Each week, the show would have 40-plus minutes to luxuriate on the emotional developments left over from seven days prior. The movie, running less than two hours, has to move forward on the basis of checking off plot points over nuanced character growth. Proof enough of that is the fact that the beloved and nearly series-defining relationship between Enrico Colantoni’s hip Keith Mars and daughter Veronica Mars is mostly gutted for the sake of uncovering the truth of Logan’s suspected crime.
And perhaps emblematic of its compressed production time (not entirely unexpected considering this is a full and robust feature made for under $6 million), the visual flair is similarly flat. The long, moody, lively shadows and wide-ranging colors of the show are largely missing from the film. Whereas we left a Neptune inexplicably covered in stained glass windows perpetually at dusk, we get neutrally color-corrected display of contemporary aesthetics.
But despite these contrasting problems, there’s still so much to love. Even with absolutely zero established knowledge of the show, Bell is equally compelling as she once was in this career-defining role. Intriguing, layered, compelling, and wholly engrossing, it’s almost impossible not to fall in love with Veronica almost entirely because of Bell’s performance.
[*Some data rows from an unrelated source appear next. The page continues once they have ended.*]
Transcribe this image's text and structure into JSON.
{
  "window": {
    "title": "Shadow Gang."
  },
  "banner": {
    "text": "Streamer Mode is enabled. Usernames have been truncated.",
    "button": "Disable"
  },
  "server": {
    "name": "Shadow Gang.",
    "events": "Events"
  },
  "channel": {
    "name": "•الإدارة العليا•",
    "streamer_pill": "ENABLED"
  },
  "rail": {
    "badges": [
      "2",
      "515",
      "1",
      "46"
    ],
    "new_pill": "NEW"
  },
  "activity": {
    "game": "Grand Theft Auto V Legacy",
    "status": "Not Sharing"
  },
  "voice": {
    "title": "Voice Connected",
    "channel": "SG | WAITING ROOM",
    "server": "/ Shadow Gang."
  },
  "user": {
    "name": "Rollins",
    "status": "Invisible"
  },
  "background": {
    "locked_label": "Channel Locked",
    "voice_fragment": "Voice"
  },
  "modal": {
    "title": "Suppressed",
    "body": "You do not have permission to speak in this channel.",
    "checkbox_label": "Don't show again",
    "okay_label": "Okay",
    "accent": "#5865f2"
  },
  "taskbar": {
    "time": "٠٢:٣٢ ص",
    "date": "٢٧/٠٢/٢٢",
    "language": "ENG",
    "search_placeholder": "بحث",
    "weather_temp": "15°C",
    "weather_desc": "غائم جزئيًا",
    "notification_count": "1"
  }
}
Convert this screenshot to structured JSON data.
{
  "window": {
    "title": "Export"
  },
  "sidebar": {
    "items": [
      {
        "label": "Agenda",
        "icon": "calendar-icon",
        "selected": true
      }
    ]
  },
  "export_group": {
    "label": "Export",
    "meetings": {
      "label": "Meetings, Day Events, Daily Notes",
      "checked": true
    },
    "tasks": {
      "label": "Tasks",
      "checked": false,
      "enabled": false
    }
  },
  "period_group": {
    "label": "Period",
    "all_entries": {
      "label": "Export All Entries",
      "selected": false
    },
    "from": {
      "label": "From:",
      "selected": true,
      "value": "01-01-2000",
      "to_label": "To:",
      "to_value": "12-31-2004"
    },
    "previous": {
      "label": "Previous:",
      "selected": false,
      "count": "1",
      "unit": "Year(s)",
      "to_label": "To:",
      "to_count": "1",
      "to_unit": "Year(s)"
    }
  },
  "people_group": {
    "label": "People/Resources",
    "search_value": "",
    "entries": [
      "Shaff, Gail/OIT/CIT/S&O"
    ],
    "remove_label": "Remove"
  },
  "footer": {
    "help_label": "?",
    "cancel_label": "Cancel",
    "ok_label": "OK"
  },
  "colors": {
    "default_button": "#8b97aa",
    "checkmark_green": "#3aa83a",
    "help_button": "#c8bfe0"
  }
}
And perhaps a validation of the casting of the original show, the objectively delicious qualities of the returning cast similarly makes another in this revitalization mythos.
It’s still a difficult movie to talk about, however. It exists entirely as fan service, but it works as perfectly functional film. The problem, though, is that even a modicum of previously held knowledge exponentially increases its quality. So many assumptions you would have to make otherwise are known implicitly through having already experienced or knowingly seen from bygone years.
You don’t need explained to you the history of her current and persistent college boyfriend Piz, you don’t need it spelled out to you why Veronica would suspend her life-headed-for-comfort situation for uncertain and almost certainly painful mystery, and you don’t have to wonder why many of Veronica’s reunion encounters mean more than they reveal on the surface.
Most importantly, the dynamics of 09ers and low-class working stiffs doesn’t need to be laid out like a bear skin run. The interactions are inherently understandable (the series relegating the comprehension to a single line in the pilot), but the more esoteric bits will be lots on those that haven’t seen the show. It’s as if the movie was made as a paragon of dichotomous existence, though expanding far beyond a cynically composed double episode designed and directed by fans. (It feels fresh and uncompromising; but much of what its deliberate purpose falls under is, actually, fan service.)
It simultaneously does what it set out and needs to do but fails to do what it should have done. The jollies of cameos that mean more to you as a fan elevate them from choice yet brief performances to noteworthy experiences. My personal regard as the original show as one of the best things to be in existence and required viewing for writers says this is a lovely, unbreachable product, but my critic says this is a flawed but successful cinematic outing. Days later, I’m still conflict, but it’s still a worthwhile film after all.
Final Score: 7 out of 10